In other words: we've got craft coming out of our ears.
It wasn't until I began to teach that I came to appreciate the art of smart, incisive yet conversational craft writing. It wasn't until I began to teach that I realized we needed more of such prose published, especially by women and voices of color.
I'm not talking about book reviews. That is an important genre as well, but different in tone and intent. I've also encountered a lot of great self-reflexive craft pieces written in the past few years, views of "inside my process." Increasingly, such pieces are one of the myriad of ways we're asked to promote new work. Those are wonderful, but they often have hybrid qualities--they can very easily cross over into the realm of personal essay. I've worked in that mode myself, and will continue to do so, but I've really come to admire are crisp IM-personal essays that focus solely on outside authors and do not measure themselves by timeliness or relevance to a zeitgeist; they simply show us, line by line or phrase by phrase, how the language is exerting power on the page.
One of my other responsibilities at UTampa is giving a pep talk to the Third-Termers, who are responsible for generating a 25-page critical essay on top of their standard responsibilities.
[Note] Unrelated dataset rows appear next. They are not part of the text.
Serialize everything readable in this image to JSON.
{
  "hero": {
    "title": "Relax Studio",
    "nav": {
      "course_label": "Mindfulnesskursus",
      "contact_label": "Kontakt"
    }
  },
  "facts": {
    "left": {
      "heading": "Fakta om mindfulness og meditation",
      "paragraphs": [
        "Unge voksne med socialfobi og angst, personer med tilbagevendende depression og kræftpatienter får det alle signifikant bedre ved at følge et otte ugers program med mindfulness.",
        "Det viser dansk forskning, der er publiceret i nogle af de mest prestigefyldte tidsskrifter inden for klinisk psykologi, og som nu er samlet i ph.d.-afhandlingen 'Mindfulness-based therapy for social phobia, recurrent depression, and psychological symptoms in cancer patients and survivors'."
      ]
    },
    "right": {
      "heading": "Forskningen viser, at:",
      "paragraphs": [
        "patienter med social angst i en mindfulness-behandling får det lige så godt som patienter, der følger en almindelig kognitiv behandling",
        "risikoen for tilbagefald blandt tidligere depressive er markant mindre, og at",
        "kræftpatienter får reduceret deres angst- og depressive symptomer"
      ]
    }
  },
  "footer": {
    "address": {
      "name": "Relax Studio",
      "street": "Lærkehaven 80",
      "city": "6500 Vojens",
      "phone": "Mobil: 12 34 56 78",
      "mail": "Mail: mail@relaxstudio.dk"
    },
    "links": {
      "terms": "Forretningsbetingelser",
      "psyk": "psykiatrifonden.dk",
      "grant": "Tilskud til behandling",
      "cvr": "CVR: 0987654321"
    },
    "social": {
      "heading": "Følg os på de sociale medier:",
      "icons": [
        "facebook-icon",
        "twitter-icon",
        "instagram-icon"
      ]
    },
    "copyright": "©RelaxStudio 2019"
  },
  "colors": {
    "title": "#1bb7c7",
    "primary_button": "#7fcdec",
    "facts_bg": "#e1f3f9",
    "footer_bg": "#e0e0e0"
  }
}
This often freaks them out, because it feels like an arbitrary hoop to jump; irrelevant to their aspirations as a "creative" writer. But a good writer is a good writer, period. Coming at this as a mentor, the point isn't that I'm going to lose sleep if someone's citations aren't in perfect MLA format. The point is that someone who can't strategize a 25-page essay is also going to struggle with sustaining 250-page novel, or sifting and organizing 50 poems.
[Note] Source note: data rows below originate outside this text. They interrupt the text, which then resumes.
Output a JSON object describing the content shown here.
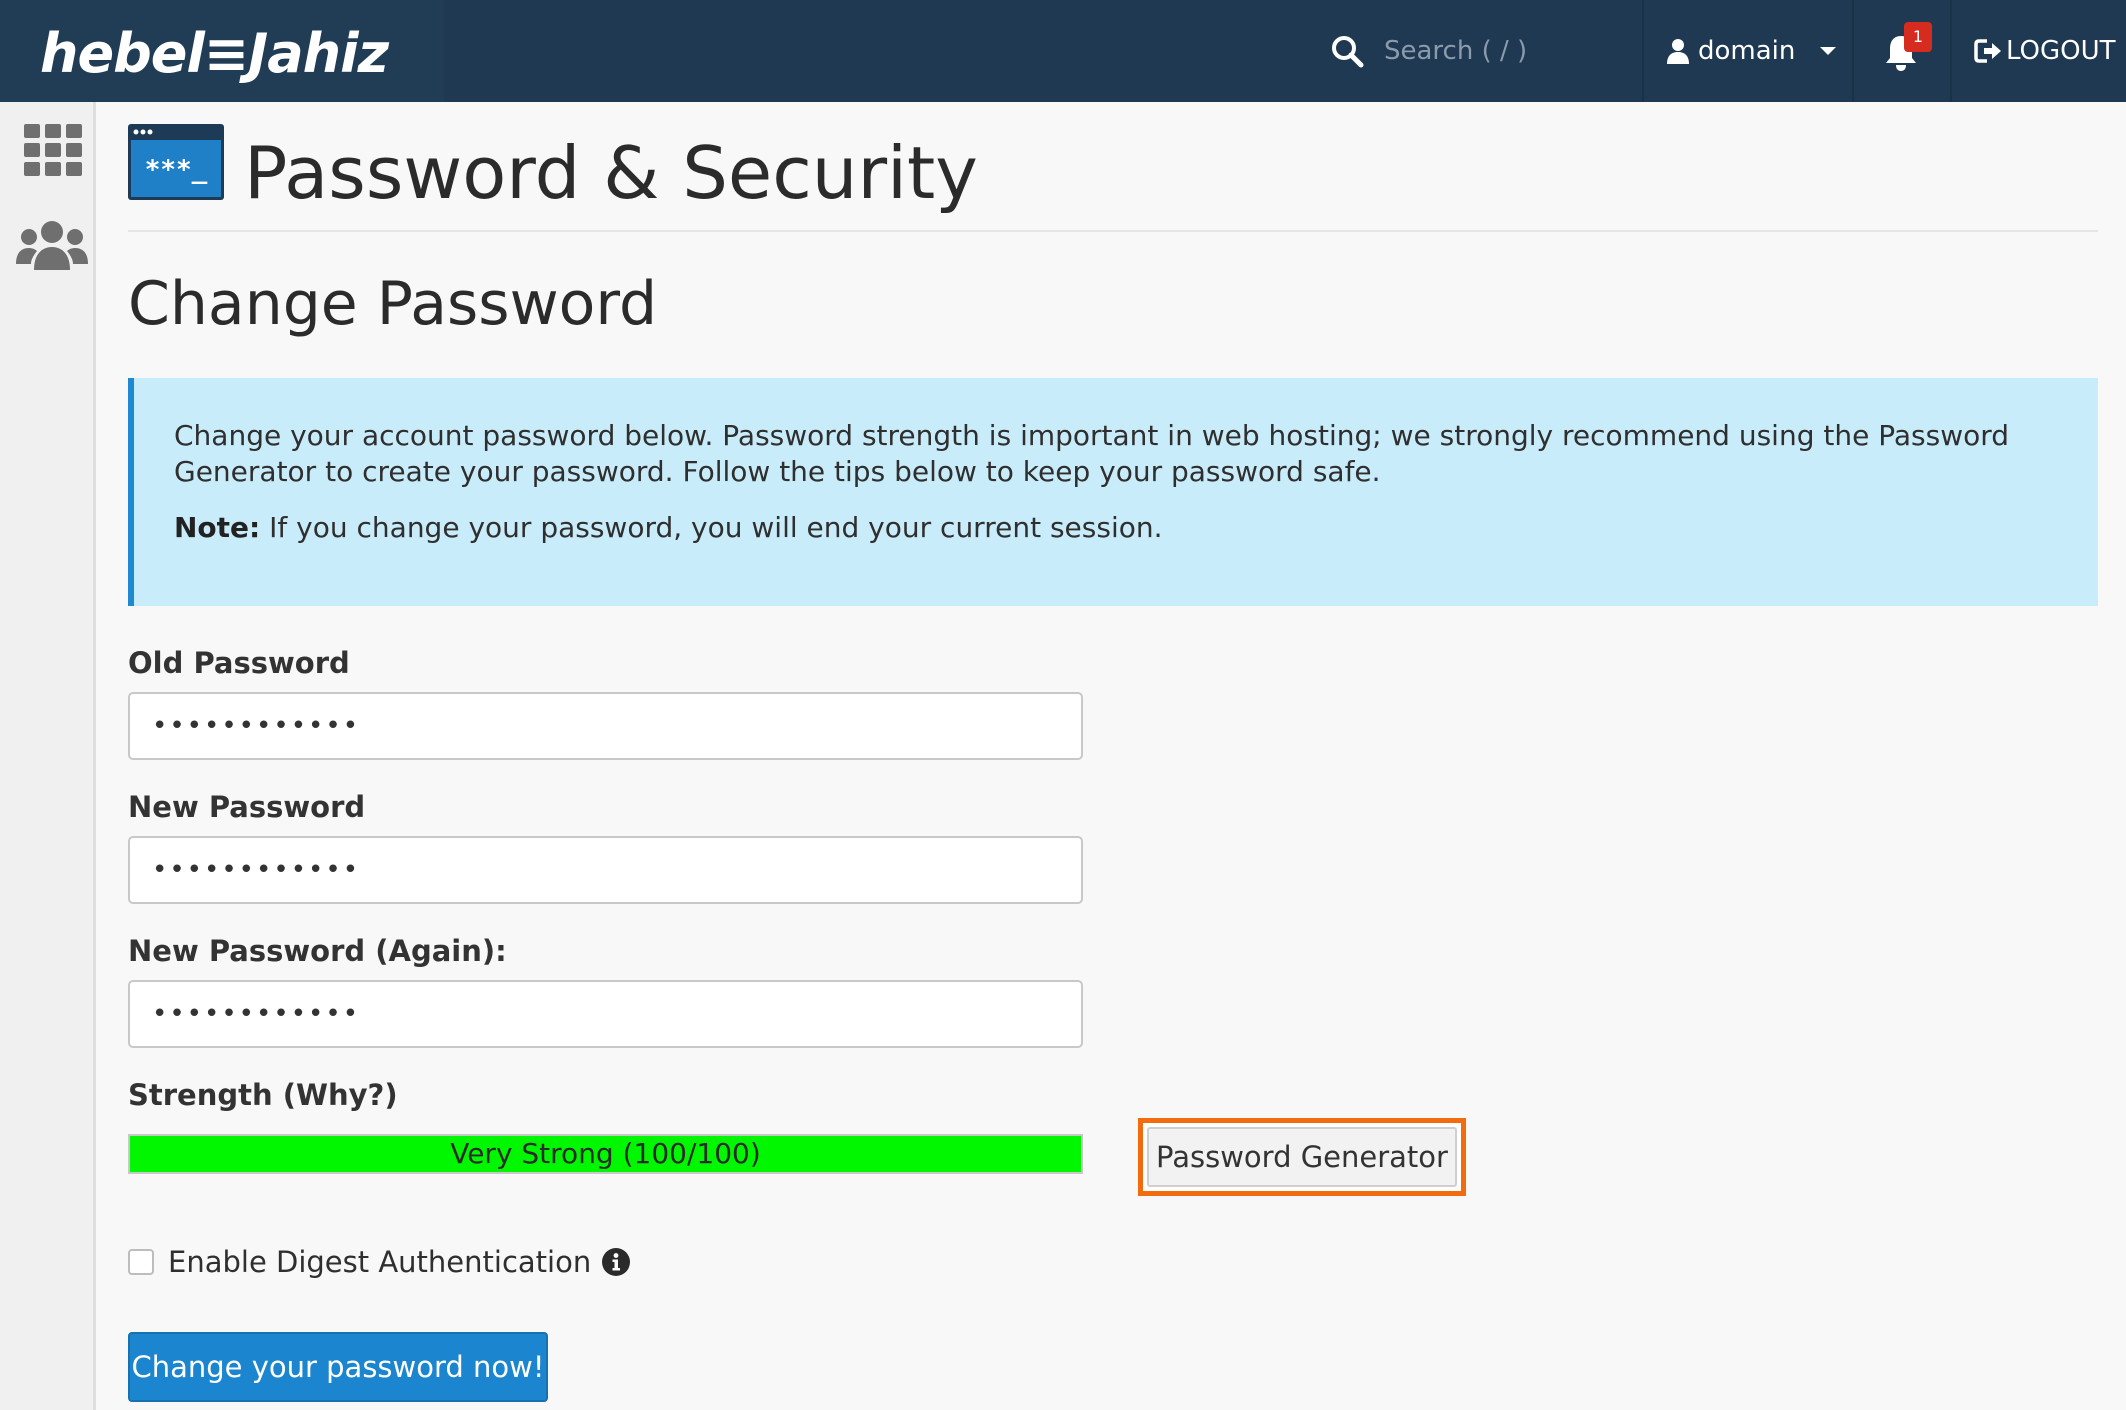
{
  "brand": {
    "logo_text": "hebel≡Jahiz"
  },
  "topbar": {
    "search_placeholder": "Search ( / )",
    "user_label": "domain",
    "notification_count": "1",
    "logout_label": "LOGOUT"
  },
  "sidebar": {
    "items": [
      {
        "icon": "grid-icon"
      },
      {
        "icon": "users-icon"
      }
    ]
  },
  "page": {
    "icon_text": "***_",
    "title": "Password & Security",
    "section_title": "Change Password"
  },
  "info": {
    "text": "Change your account password below. Password strength is important in web hosting; we strongly recommend using the Password Generator to create your password. Follow the tips below to keep your password safe.",
    "note_label": "Note:",
    "note_text": " If you change your password, you will end your current session."
  },
  "form": {
    "old_password_label": "Old Password",
    "old_password_value": "••••••••••••",
    "new_password_label": "New Password",
    "new_password_value": "••••••••••••",
    "new_password_again_label": "New Password (Again):",
    "new_password_again_value": "••••••••••••",
    "strength_label": "Strength (Why?)",
    "strength_text": "Very Strong (100/100)",
    "strength_percent": 100,
    "generator_label": "Password Generator",
    "digest_label": "Enable Digest Authentication",
    "digest_checked": false,
    "submit_label": "Change your password now!"
  },
  "colors": {
    "topbar": "#1e3951",
    "accent": "#1b86cf",
    "strength": "#00f700",
    "highlight": "#f26b0f",
    "info_bg": "#c9ecfa"
  }
}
The point, as well, is that the best gift you can make to a book you're passionate about, perhaps of a rarefied genre or by an author no longer with us, is to write something illuminative that makes others more likely to pick it up.
One of my resolutions, in choosing to accept more teaching roles while still prioritizing my writing, was that I would generate at least one or two substantive craft essays each year. Since any book aspirations I have in this regard are at least five years out, that leaves me in search of great journal venues that are open to essays about craft. Not too long ago, I surveyed friends and fellow writers for their favorite publishing spaces, and with their contributions in hand, I give you this list.
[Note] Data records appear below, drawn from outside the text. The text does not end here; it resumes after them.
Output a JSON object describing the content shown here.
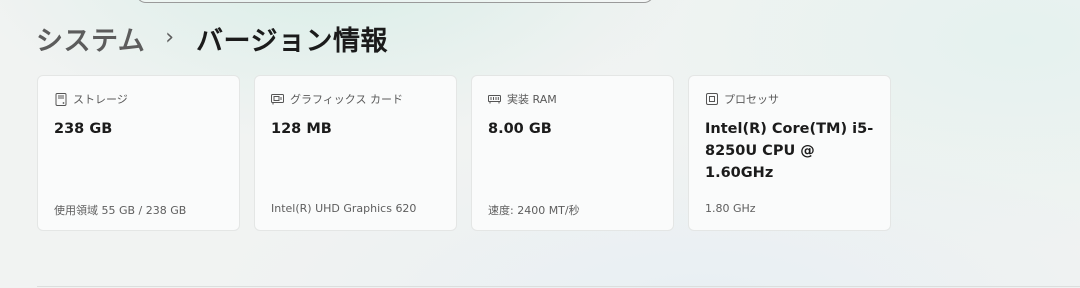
{
  "breadcrumb": {
    "parent": "システム",
    "separator": "›",
    "current": "バージョン情報"
  },
  "cards": [
    {
      "icon": "storage-icon",
      "title": "ストレージ",
      "value": "238 GB",
      "detail": "使用領域 55 GB / 238 GB"
    },
    {
      "icon": "graphics-card-icon",
      "title": "グラフィックス カード",
      "value": "128 MB",
      "detail": "Intel(R) UHD Graphics 620"
    },
    {
      "icon": "memory-icon",
      "title": "実装 RAM",
      "value": "8.00 GB",
      "detail": "速度: 2400 MT/秒"
    },
    {
      "icon": "processor-icon",
      "title": "プロセッサ",
      "value": "Intel(R) Core(TM) i5-8250U CPU @ 1.60GHz",
      "detail": "1.80 GHz"
    }
  ]
}
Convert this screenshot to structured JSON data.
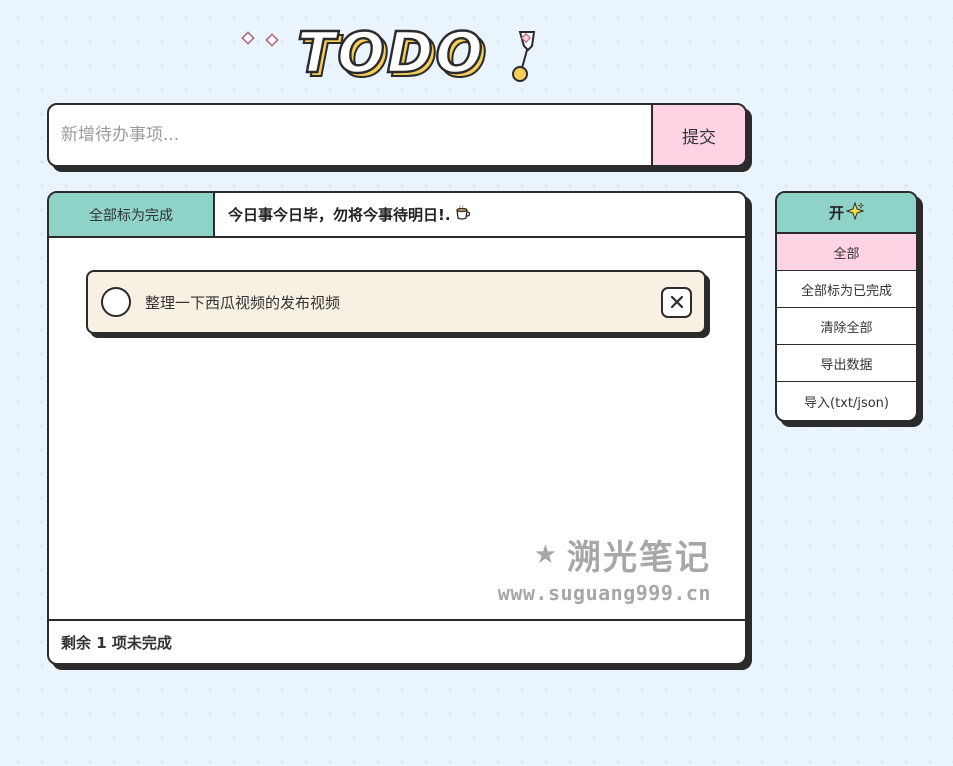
{
  "app": {
    "logo_text": "TODO"
  },
  "input": {
    "placeholder": "新增待办事项...",
    "value": "",
    "submit_label": "提交"
  },
  "panel": {
    "mark_all_label": "全部标为完成",
    "motto": "今日事今日毕，勿将今事待明日!.",
    "motto_icon": "coffee-cup-icon",
    "items": [
      {
        "text": "整理一下西瓜视频的发布视频",
        "completed": false
      }
    ],
    "footer": "剩余 1 项未完成"
  },
  "watermark": {
    "title": "溯光笔记",
    "url": "www.suguang999.cn"
  },
  "side_menu": {
    "header": "开",
    "header_icon": "sparkle-icon",
    "items": [
      {
        "label": "全部",
        "active": true
      },
      {
        "label": "全部标为已完成",
        "active": false
      },
      {
        "label": "清除全部",
        "active": false
      },
      {
        "label": "导出数据",
        "active": false
      },
      {
        "label": "导入(txt/json)",
        "active": false
      }
    ]
  },
  "colors": {
    "background": "#e9f4fd",
    "accent_teal": "#8fd3c8",
    "accent_pink": "#ffd3e4",
    "item_bg": "#f8f1e3",
    "logo_yellow": "#f6cd59",
    "border": "#2b2b2b"
  }
}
VENUES FOR WRITING ABOUT CRAFT
American Poets [General info]
American Poetry Review ["About Us" / Submittable]
Blackbird [Guidelines / Submission Manager]
The Essay Review ["About" / "Submit"]
The Hopkins Review [Author Guidelines]
LitHub [General info]
Measure [ Guidelines / Submissions Manager]
Parnassus Poetry in Review ["Contact Us"]
Passages North [Submissions]
Poetry Foundation [Submittable]
Poetry Northwest [Guidelines / Submittable]
Poets and Writers [Guidelines]
Talking Writing ["General Guidelines" / Submittable]
The Tishman Review [Guidelines / Submittable]
TriQuarterly ["Submissions" / Submittable]
Writer’s Chronicle [Guidelines / Submittable]
Note: I've included a couple of magazines where the craft writing is delegated to a particular space, e.g. the "Writers on Writing" blog for Passages North.
Got a journal you think should be listed here? Let me know! I'm happy to expand.
P.S. - If you missed it, I just did a sprawling interview for The Mackinac, Issue 10. This is a startlingly wonderful little journal that designs a custom "Liquor List" for each issue, in addition to a Spotify playlist. They asked me to send along two new poems, so I did. Thanks to the editors, Lenea Grace & Brookes Moody.